Funders General Social Services

Bank of America awards $700K in food insecurity grants

Written by Mindia Whittier

North Texas has the 6th highest food insecure population in the U.S. 

Two Dallas-based non-profits and two Fort Worth-based agencies are receiving donations from Bank of America to address food insecurity in the Dallas Fort Worth area.

As part of a unique program to encourage bank employees to get boosted while supporting the overall health and well-being of the community, Crossroads Community Services (CCS) received $400,000, North Texas Food Bank (NTFB) received $200,000, Community Food Bank (CFB) received $75,000 and Tarrant Area Food Bank (TAFB) received $25,000.

To help fight hunger in Dallas-Ft. Worth, Bank of America donated $100 for each bank employee who recorded a COVID-19 vaccine booster shot in addition to a company contribution. The donations will provide an estimated 2.5 million meals to address food insecurity in the region.

Since the onset of the pandemic, Bank of America has provided over $1 million in funding to metroplex partners in support of local hunger relief efforts. According to NTFB, 1 out of every six people in North Texas will go to bed hungry.

“We are so appreciative for the support of companies like Bank of America,” said Trisha Cunningham, NTFB President and CEO. “Our mission for the last forty years has been to bridge the hunger gap in North Texas and provide children, adults and seniors a hunger-free future. Corporate partners are a critical component of our efforts and we could not meet the growing demand for our services without their trust, collaboration and generosity.”

Nationally, the bank has committed $10.6 million dollars to food banks and hunger relief organizations through this effort. Since 2015, Bank of America has donated nearly $150 million toward hunger relief efforts.

“As the pandemic continues to impact Dallas-Ft. Worth, food banks and hunger relief organizations are experiencing increased demand and higher costs to meet the needs of individuals and families,” said Jennifer Chandler, President, Bank of America Dallas. “Our commitment to help strengthen the communities we live in and serve is unwavering, which is why we are investing in the health, safety and wellbeing of our teammates while also providing funds to help local organizations support our neighbors and fight food insecurity.”

Bank of America committed to donating a minimum of $25,000 to a local nonprofit partner in each of the company’s 93 markets as part its vaccine booster effort. Because vaccination boosters and reporting are voluntary and additional company contributions are reflected in the final amount, actual donation amounts differ from the number of boosters reported by bank employees.

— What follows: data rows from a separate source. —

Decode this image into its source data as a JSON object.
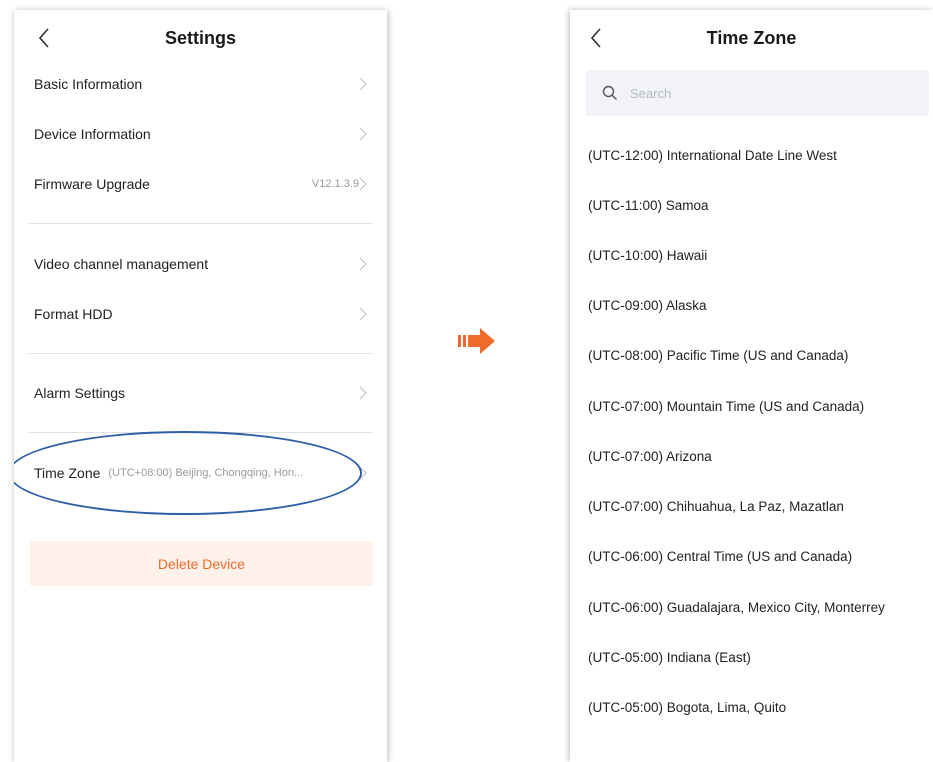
{
  "settings": {
    "title": "Settings",
    "rows": [
      {
        "label": "Basic Information",
        "value": ""
      },
      {
        "label": "Device Information",
        "value": ""
      },
      {
        "label": "Firmware Upgrade",
        "value": "V12.1.3.9"
      },
      {
        "label": "Video channel management",
        "value": ""
      },
      {
        "label": "Format HDD",
        "value": ""
      },
      {
        "label": "Alarm Settings",
        "value": ""
      }
    ],
    "time_zone": {
      "label": "Time Zone",
      "value": "(UTC+08:00) Beijing, Chongqing, Hon..."
    },
    "delete_label": "Delete Device"
  },
  "timezone_page": {
    "title": "Time Zone",
    "search_placeholder": "Search",
    "items": [
      "(UTC-12:00) International Date Line West",
      "(UTC-11:00) Samoa",
      "(UTC-10:00) Hawaii",
      "(UTC-09:00) Alaska",
      "(UTC-08:00) Pacific Time (US and Canada)",
      "(UTC-07:00) Mountain Time (US and Canada)",
      "(UTC-07:00) Arizona",
      "(UTC-07:00) Chihuahua, La Paz, Mazatlan",
      "(UTC-06:00) Central Time (US and Canada)",
      "(UTC-06:00) Guadalajara, Mexico City, Monterrey",
      "(UTC-05:00) Indiana (East)",
      "(UTC-05:00) Bogota, Lima, Quito"
    ]
  },
  "colors": {
    "accent": "#f06a2c",
    "highlight_ring": "#2f5ea8",
    "delete_bg": "#fdf1ea",
    "search_bg": "#f1f3f9"
  }
}
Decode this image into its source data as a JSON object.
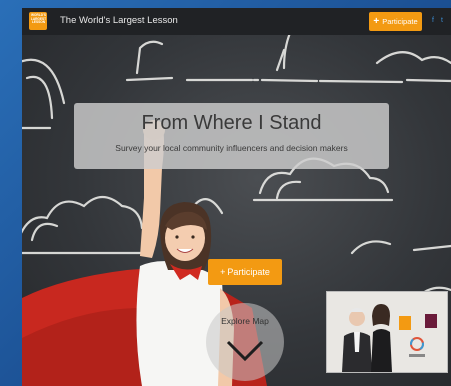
{
  "app": {
    "title": "The World's Largest Lesson",
    "logo_text": "WORLD'S LARGEST LESSON"
  },
  "header": {
    "participate_label": "Participate",
    "participate_icon": "plus-icon",
    "social_icons": [
      "facebook-icon",
      "twitter-icon"
    ]
  },
  "hero": {
    "title": "From Where I Stand",
    "subtitle": "Survey your local community influencers and decision makers",
    "participate_label": "Participate",
    "participate_icon": "plus-icon",
    "explore_label": "Explore Map",
    "explore_icon": "chevron-down-icon"
  },
  "video": {
    "badge_icon": "global-goals-icon"
  },
  "colors": {
    "accent": "#f39a12",
    "topbar": "#202225",
    "chalkboard": "#3a3d41",
    "cape": "#c8281f",
    "social": "#3b8fd6"
  }
}
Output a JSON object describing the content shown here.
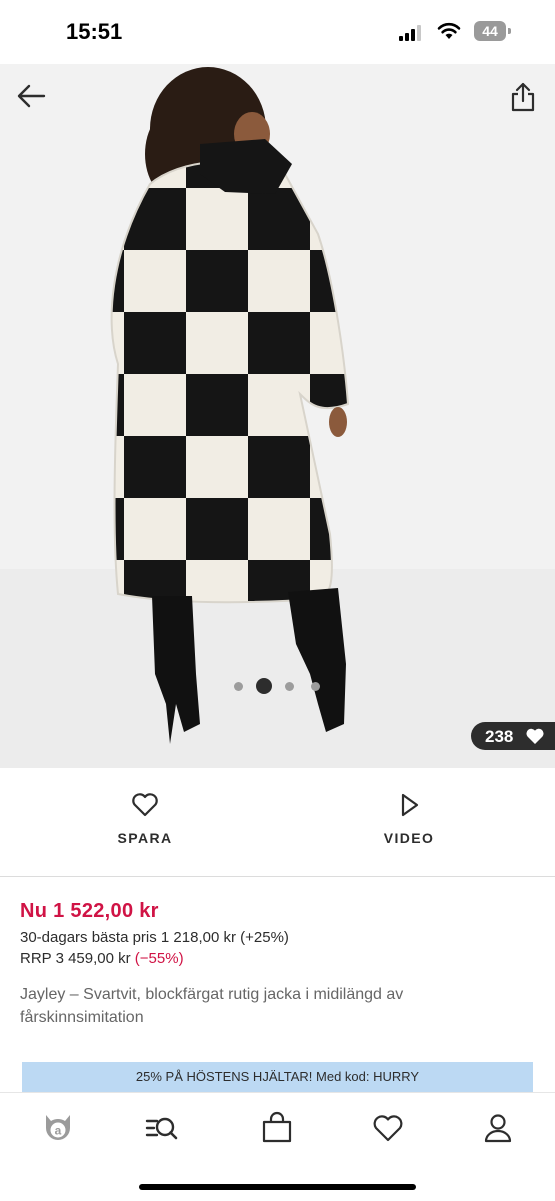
{
  "status_bar": {
    "time": "15:51",
    "battery": "44"
  },
  "product_image": {
    "alt": "Jayley – Svartvit, blockfärgat rutig jacka i midilängd av fårskinnsimitation",
    "dots": 4,
    "active_dot_index": 1,
    "likes": "238"
  },
  "actions": {
    "save_label": "SPARA",
    "video_label": "VIDEO"
  },
  "price": {
    "now": "Nu 1 522,00 kr",
    "best_30_days": "30-dagars bästa pris 1 218,00 kr (+25%)",
    "rrp": "RRP 3 459,00 kr",
    "rrp_discount": "(−55%)"
  },
  "product": {
    "title": "Jayley – Svartvit, blockfärgat rutig jacka i midilängd av fårskinnsimitation"
  },
  "promo": {
    "text": "25% PÅ HÖSTENS HJÄLTAR! Med kod: HURRY"
  },
  "nav": {
    "items": [
      "home-icon",
      "search-icon",
      "bag-icon",
      "saved-heart-icon",
      "account-icon"
    ]
  },
  "colors": {
    "sale_red": "#d01345",
    "banner_blue": "#bcd9f3",
    "text_dark": "#2d2d2d"
  }
}
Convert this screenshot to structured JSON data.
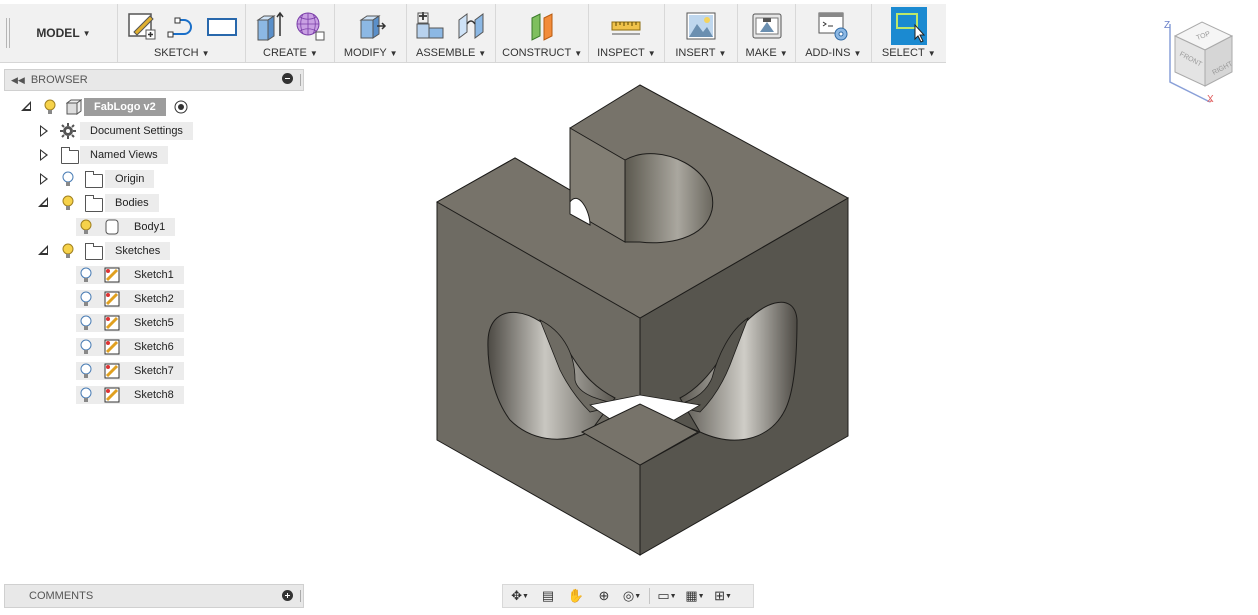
{
  "toolbar": {
    "model_label": "MODEL",
    "groups": [
      {
        "label": "SKETCH"
      },
      {
        "label": "CREATE"
      },
      {
        "label": "MODIFY"
      },
      {
        "label": "ASSEMBLE"
      },
      {
        "label": "CONSTRUCT"
      },
      {
        "label": "INSPECT"
      },
      {
        "label": "INSERT"
      },
      {
        "label": "MAKE"
      },
      {
        "label": "ADD-INS"
      },
      {
        "label": "SELECT"
      }
    ]
  },
  "browser": {
    "title": "BROWSER",
    "root": "FabLogo v2",
    "items": [
      {
        "label": "Document Settings"
      },
      {
        "label": "Named Views"
      },
      {
        "label": "Origin"
      },
      {
        "label": "Bodies"
      },
      {
        "label": "Body1"
      },
      {
        "label": "Sketches"
      },
      {
        "label": "Sketch1"
      },
      {
        "label": "Sketch2"
      },
      {
        "label": "Sketch5"
      },
      {
        "label": "Sketch6"
      },
      {
        "label": "Sketch7"
      },
      {
        "label": "Sketch8"
      }
    ]
  },
  "comments": {
    "title": "COMMENTS"
  },
  "viewcube": {
    "top": "TOP",
    "front": "FRONT",
    "right": "RIGHT",
    "axis_z": "Z",
    "axis_x": "X"
  },
  "colors": {
    "accent": "#1b8ad1",
    "model_light": "#6e6b63",
    "model_dark": "#55534c",
    "model_top": "#7a766c"
  }
}
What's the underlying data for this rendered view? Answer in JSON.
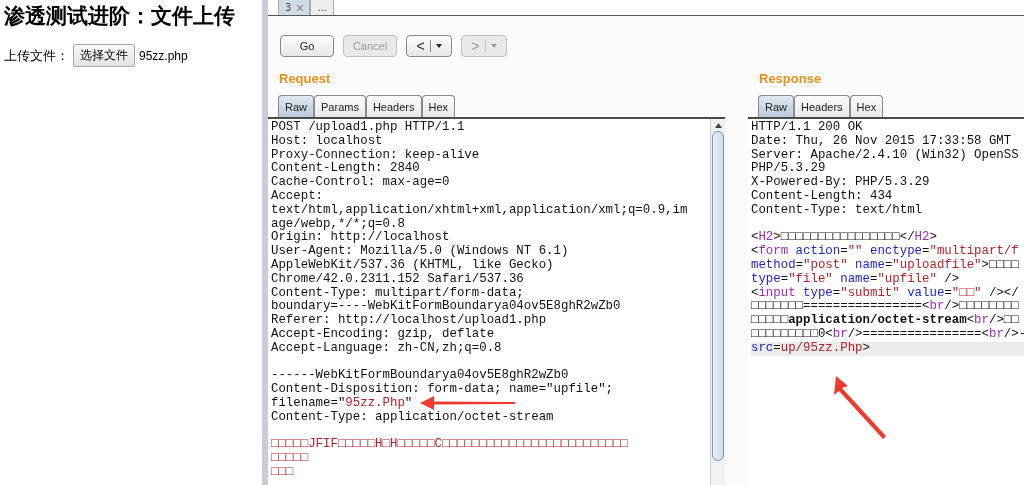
{
  "web_page": {
    "heading": "渗透测试进阶：文件上传",
    "upload_label": "上传文件：",
    "choose_button": "选择文件",
    "chosen_file": "95zz.php"
  },
  "repeater": {
    "tabs": [
      {
        "label": "3",
        "closable": true,
        "selected": true
      },
      {
        "label": "...",
        "closable": false,
        "selected": false
      }
    ],
    "toolbar": [
      {
        "kind": "plain",
        "label": "Go",
        "disabled": false
      },
      {
        "kind": "plain",
        "label": "Cancel",
        "disabled": true
      },
      {
        "kind": "split",
        "label": "<",
        "disabled": false
      },
      {
        "kind": "split",
        "label": ">",
        "disabled": true
      }
    ],
    "request": {
      "title": "Request",
      "tabs": [
        {
          "label": "Raw",
          "selected": true
        },
        {
          "label": "Params",
          "selected": false
        },
        {
          "label": "Headers",
          "selected": false
        },
        {
          "label": "Hex",
          "selected": false
        }
      ],
      "lines": [
        {
          "kind": "plain",
          "text": "POST /upload1.php HTTP/1.1"
        },
        {
          "kind": "plain",
          "text": "Host: localhost"
        },
        {
          "kind": "plain",
          "text": "Proxy-Connection: keep-alive"
        },
        {
          "kind": "plain",
          "text": "Content-Length: 2840"
        },
        {
          "kind": "plain",
          "text": "Cache-Control: max-age=0"
        },
        {
          "kind": "plain",
          "text": "Accept:"
        },
        {
          "kind": "plain",
          "text": "text/html,application/xhtml+xml,application/xml;q=0.9,im"
        },
        {
          "kind": "plain",
          "text": "age/webp,*/*;q=0.8"
        },
        {
          "kind": "plain",
          "text": "Origin: http://localhost"
        },
        {
          "kind": "plain",
          "text": "User-Agent: Mozilla/5.0 (Windows NT 6.1)"
        },
        {
          "kind": "plain",
          "text": "AppleWebKit/537.36 (KHTML, like Gecko)"
        },
        {
          "kind": "plain",
          "text": "Chrome/42.0.2311.152 Safari/537.36"
        },
        {
          "kind": "plain",
          "text": "Content-Type: multipart/form-data;"
        },
        {
          "kind": "plain",
          "text": "boundary=----WebKitFormBoundarya04ov5E8ghR2wZb0"
        },
        {
          "kind": "plain",
          "text": "Referer: http://localhost/upload1.php"
        },
        {
          "kind": "plain",
          "text": "Accept-Encoding: gzip, deflate"
        },
        {
          "kind": "plain",
          "text": "Accept-Language: zh-CN,zh;q=0.8"
        },
        {
          "kind": "blank"
        },
        {
          "kind": "plain",
          "text": "------WebKitFormBoundarya04ov5E8ghR2wZb0"
        },
        {
          "kind": "plain",
          "text": "Content-Disposition: form-data; name=\"upfile\";"
        },
        {
          "kind": "rich",
          "segments": [
            {
              "kind": "plain",
              "text": "filename=\""
            },
            {
              "kind": "value",
              "text": "95zz.Php"
            },
            {
              "kind": "plain",
              "text": "\""
            }
          ]
        },
        {
          "kind": "plain",
          "text": "Content-Type: application/octet-stream"
        },
        {
          "kind": "blank"
        },
        {
          "kind": "rich",
          "segments": [
            {
              "kind": "value",
              "text": "□□□□□JFIF□□□□□H□H□□□□□C□□□□□□□□□□□□□□□□□□□□□□□□□"
            }
          ]
        },
        {
          "kind": "rich",
          "segments": [
            {
              "kind": "value",
              "text": "□□□□□"
            }
          ]
        },
        {
          "kind": "rich",
          "segments": [
            {
              "kind": "value",
              "text": "□□□"
            }
          ]
        }
      ]
    },
    "response": {
      "title": "Response",
      "tabs": [
        {
          "label": "Raw",
          "selected": true
        },
        {
          "label": "Headers",
          "selected": false
        },
        {
          "label": "Hex",
          "selected": false
        }
      ],
      "lines": [
        {
          "kind": "plain",
          "current": false,
          "text": "HTTP/1.1 200 OK"
        },
        {
          "kind": "plain",
          "current": false,
          "text": "Date: Thu, 26 Nov 2015 17:33:58 GMT"
        },
        {
          "kind": "plain",
          "current": false,
          "text": "Server: Apache/2.4.10 (Win32) OpenSS"
        },
        {
          "kind": "plain",
          "current": false,
          "text": "PHP/5.3.29"
        },
        {
          "kind": "plain",
          "current": false,
          "text": "X-Powered-By: PHP/5.3.29"
        },
        {
          "kind": "plain",
          "current": false,
          "text": "Content-Length: 434"
        },
        {
          "kind": "plain",
          "current": false,
          "text": "Content-Type: text/html"
        },
        {
          "kind": "blank"
        },
        {
          "kind": "rich",
          "current": false,
          "segments": [
            {
              "kind": "plain",
              "text": "<"
            },
            {
              "kind": "tag",
              "text": "H2"
            },
            {
              "kind": "plain",
              "text": ">□□□□□□□□□□□□□□□□</"
            },
            {
              "kind": "tag",
              "text": "H2"
            },
            {
              "kind": "plain",
              "text": ">"
            }
          ]
        },
        {
          "kind": "rich",
          "current": false,
          "segments": [
            {
              "kind": "plain",
              "text": "<"
            },
            {
              "kind": "tag",
              "text": "form"
            },
            {
              "kind": "attr",
              "text": " action"
            },
            {
              "kind": "plain",
              "text": "="
            },
            {
              "kind": "value",
              "text": "\"\""
            },
            {
              "kind": "attr",
              "text": " enctype"
            },
            {
              "kind": "plain",
              "text": "="
            },
            {
              "kind": "value",
              "text": "\"multipart/f"
            }
          ]
        },
        {
          "kind": "rich",
          "current": false,
          "segments": [
            {
              "kind": "attr",
              "text": "method"
            },
            {
              "kind": "plain",
              "text": "="
            },
            {
              "kind": "value",
              "text": "\"post\""
            },
            {
              "kind": "attr",
              "text": " name"
            },
            {
              "kind": "plain",
              "text": "="
            },
            {
              "kind": "value",
              "text": "\"uploadfile\""
            },
            {
              "kind": "plain",
              "text": ">□□□□"
            }
          ]
        },
        {
          "kind": "rich",
          "current": false,
          "segments": [
            {
              "kind": "attr",
              "text": "type"
            },
            {
              "kind": "plain",
              "text": "="
            },
            {
              "kind": "value",
              "text": "\"file\""
            },
            {
              "kind": "attr",
              "text": " name"
            },
            {
              "kind": "plain",
              "text": "="
            },
            {
              "kind": "value",
              "text": "\"upfile\""
            },
            {
              "kind": "plain",
              "text": " />"
            }
          ]
        },
        {
          "kind": "rich",
          "current": false,
          "segments": [
            {
              "kind": "plain",
              "text": "<"
            },
            {
              "kind": "tag",
              "text": "input"
            },
            {
              "kind": "attr",
              "text": " type"
            },
            {
              "kind": "plain",
              "text": "="
            },
            {
              "kind": "value",
              "text": "\"submit\""
            },
            {
              "kind": "attr",
              "text": " value"
            },
            {
              "kind": "plain",
              "text": "="
            },
            {
              "kind": "value",
              "text": "\"□□\""
            },
            {
              "kind": "plain",
              "text": " /></"
            }
          ]
        },
        {
          "kind": "rich",
          "current": false,
          "segments": [
            {
              "kind": "plain",
              "text": "□□□□□□□================<"
            },
            {
              "kind": "tag",
              "text": "br"
            },
            {
              "kind": "plain",
              "text": "/>□□□□□□□□"
            }
          ]
        },
        {
          "kind": "rich",
          "current": false,
          "segments": [
            {
              "kind": "plain",
              "text": "□□□□□"
            },
            {
              "kind": "bold",
              "text": "application/octet-stream"
            },
            {
              "kind": "plain",
              "text": "<"
            },
            {
              "kind": "tag",
              "text": "br"
            },
            {
              "kind": "plain",
              "text": "/>□□"
            }
          ]
        },
        {
          "kind": "rich",
          "current": false,
          "segments": [
            {
              "kind": "plain",
              "text": "□□□□□□□□□0<"
            },
            {
              "kind": "tag",
              "text": "br"
            },
            {
              "kind": "plain",
              "text": "/>================<"
            },
            {
              "kind": "tag",
              "text": "br"
            },
            {
              "kind": "plain",
              "text": "/>-"
            }
          ]
        },
        {
          "kind": "rich",
          "current": true,
          "segments": [
            {
              "kind": "attr",
              "text": "src"
            },
            {
              "kind": "plain",
              "text": "="
            },
            {
              "kind": "value",
              "text": "up/95zz.Php"
            },
            {
              "kind": "plain",
              "text": ">"
            }
          ]
        }
      ]
    }
  }
}
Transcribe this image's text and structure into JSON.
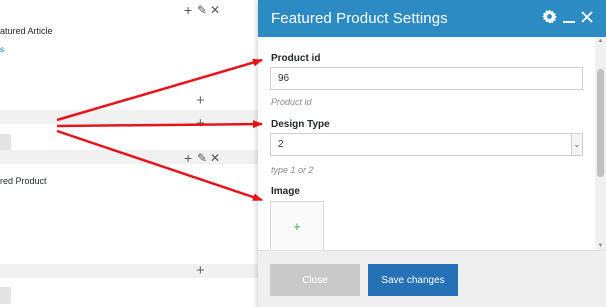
{
  "background": {
    "element1": {
      "title_fragment": "atured Article",
      "link_fragment": "s"
    },
    "element2": {
      "title_fragment": "red Product"
    },
    "toolbar_icons": {
      "add": "+",
      "edit": "✎",
      "remove": "✕"
    },
    "row_add_icon": "+"
  },
  "modal": {
    "title": "Featured Product Settings",
    "header_icons": {
      "settings": "gear-icon",
      "minimize": "minimize-icon",
      "close": "close-icon"
    },
    "fields": {
      "product_id": {
        "label": "Product id",
        "value": "96",
        "help": "Product id"
      },
      "design_type": {
        "label": "Design Type",
        "value": "2",
        "help": "type 1 or 2"
      },
      "image": {
        "label": "Image"
      }
    },
    "footer": {
      "close_label": "Close",
      "save_label": "Save changes"
    }
  },
  "colors": {
    "header_blue": "#2d8bc3",
    "save_button": "#2471b5",
    "close_button": "#c9c9c9",
    "arrow_red": "#e8141a",
    "image_plus": "#3fae49"
  }
}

The company has encouraged staff to get COVID-19 vaccinations since summer 2021 and has offered incentives such as paid time-off and $500 credits towards health benefit premiums. In partnership with local nonprofits, Bank of America has also distributed more than 38 million masks, 41,000 cases of hand sanitizer and 11 million gloves in local communities as part of its ongoing efforts to address health-related disparities accelerated by the pandemic.

About the author

Mindia Whittier